A case study was undertaken by researchers in a school in Utah where they found that the students engaged incredibly well with the digital objects; the 3D models and 3D representations on tablets (Butcher, et al. 13). However the concept of digitised objects enhancing learning in the classroom was not discussed in the report. It makes sense that children would be fascinated by new objects that they have not been exposed to before. It is possible that access to such digital materials would enhance learning but there are no studies to back this up. A similar study could be undertaken but perhaps with a goal to gauge how digitised objects may enhance learning in the classroom. With this information, it would then be clearer to see if indeed digitised objects do encourage more in depth learning and a greater understanding of the past.
While having a 3D representation of an artefact is a great benefit to a museum, library or school, it is not the same as the original.
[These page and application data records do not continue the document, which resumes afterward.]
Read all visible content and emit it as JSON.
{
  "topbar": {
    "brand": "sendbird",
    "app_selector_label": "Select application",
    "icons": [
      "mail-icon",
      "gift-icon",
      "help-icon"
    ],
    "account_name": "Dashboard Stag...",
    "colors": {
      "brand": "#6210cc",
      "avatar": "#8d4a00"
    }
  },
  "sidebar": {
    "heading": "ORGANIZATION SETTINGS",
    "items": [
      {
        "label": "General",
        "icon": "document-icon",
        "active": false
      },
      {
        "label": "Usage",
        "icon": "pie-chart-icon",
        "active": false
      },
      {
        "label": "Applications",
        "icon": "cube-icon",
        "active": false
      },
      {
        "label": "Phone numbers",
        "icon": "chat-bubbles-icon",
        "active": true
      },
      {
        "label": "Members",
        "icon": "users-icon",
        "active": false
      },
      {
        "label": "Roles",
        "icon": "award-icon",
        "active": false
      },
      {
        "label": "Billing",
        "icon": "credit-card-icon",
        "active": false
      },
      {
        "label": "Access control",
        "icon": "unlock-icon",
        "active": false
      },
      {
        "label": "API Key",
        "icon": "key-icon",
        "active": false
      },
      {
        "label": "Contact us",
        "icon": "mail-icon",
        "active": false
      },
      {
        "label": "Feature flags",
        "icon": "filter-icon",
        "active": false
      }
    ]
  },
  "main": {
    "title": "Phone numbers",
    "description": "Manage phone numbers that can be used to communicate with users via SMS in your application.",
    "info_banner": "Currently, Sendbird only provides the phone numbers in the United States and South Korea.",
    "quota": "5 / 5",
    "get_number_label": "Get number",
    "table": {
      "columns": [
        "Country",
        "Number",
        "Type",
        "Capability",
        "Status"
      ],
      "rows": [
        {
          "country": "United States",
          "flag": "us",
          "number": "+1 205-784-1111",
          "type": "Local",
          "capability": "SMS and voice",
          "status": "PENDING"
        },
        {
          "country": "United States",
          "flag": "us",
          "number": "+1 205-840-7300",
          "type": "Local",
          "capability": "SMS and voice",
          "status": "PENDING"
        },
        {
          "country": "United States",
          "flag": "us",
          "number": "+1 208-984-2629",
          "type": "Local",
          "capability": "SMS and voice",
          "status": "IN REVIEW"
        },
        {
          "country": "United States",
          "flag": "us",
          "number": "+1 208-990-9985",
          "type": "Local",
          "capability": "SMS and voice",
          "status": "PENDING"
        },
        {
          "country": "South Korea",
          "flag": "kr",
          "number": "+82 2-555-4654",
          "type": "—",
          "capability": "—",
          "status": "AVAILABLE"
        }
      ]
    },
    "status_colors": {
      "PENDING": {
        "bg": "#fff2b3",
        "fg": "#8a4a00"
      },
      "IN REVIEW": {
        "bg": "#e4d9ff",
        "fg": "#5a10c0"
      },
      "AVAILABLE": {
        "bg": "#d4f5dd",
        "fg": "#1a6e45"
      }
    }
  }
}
Stuart Jeffrey talks about this idea of “digital aura” and how this “aura” can change the way an object is received by the public (Jeffrey, 145). But how can an aura be measured? The meaning or connection a person receives from one object may not be the same as another. Is the digital representation a piece of creative work or simply a copy? I would argue that it depends who is interacting with the object; it is a personal preference. Some may be content with an accurate copy, being able to touch, examine and interact with the object. Others may prefer to experience the original object behind a glass in a museum. Personal or even societal preference is not something that can be easily gauged, it changes over time. Digitised objects are still a relatively new phenomenon and it may take the public some time to fully engage with the possibilities.
I believe that, in some contexts. digital representations are as good as the real artefact. They offer opportunities for further learning and engagement with the past. It may not be the same as interacting with the true artefact but it is certainly the next best thing.
Butcher, Kirsten, Madlyn Runburg, Michelle Hudson, “Using digitized objects to promote critical thinking and engagement in classrooms”, Library Hi Tech News, vol. 34, no. 7, 2017, pp. 12-15, https://doi.org/10.1108/LHTN-06-2017-0039. Accessed 31st Oct. 2017.
Jeffrey, Stuart, “Challenging Heritage Visualisation: Beauty, Aura and Democratisation”, Open Archaeology, vol. 1, no. 1, 2015, pp. 144-152, https://doi.org/10.1515/opar-2015-0008. Accessed 31st Oct. 2017.
Latour, Bruno, Adam, Lowe, “The Migration of the Aura or How to explore the original through its facsimiles”, Switching Codes: Thinking Through Digital Technology in the Humanities and the Arts, 2010, pp. 275-297, https://www.degruyter.com/downloadpdf/j/opar.2014.1.issue-1/opar-2015-0008/opar-2015-0008.pdf. Accessed 31st Oct. 2017.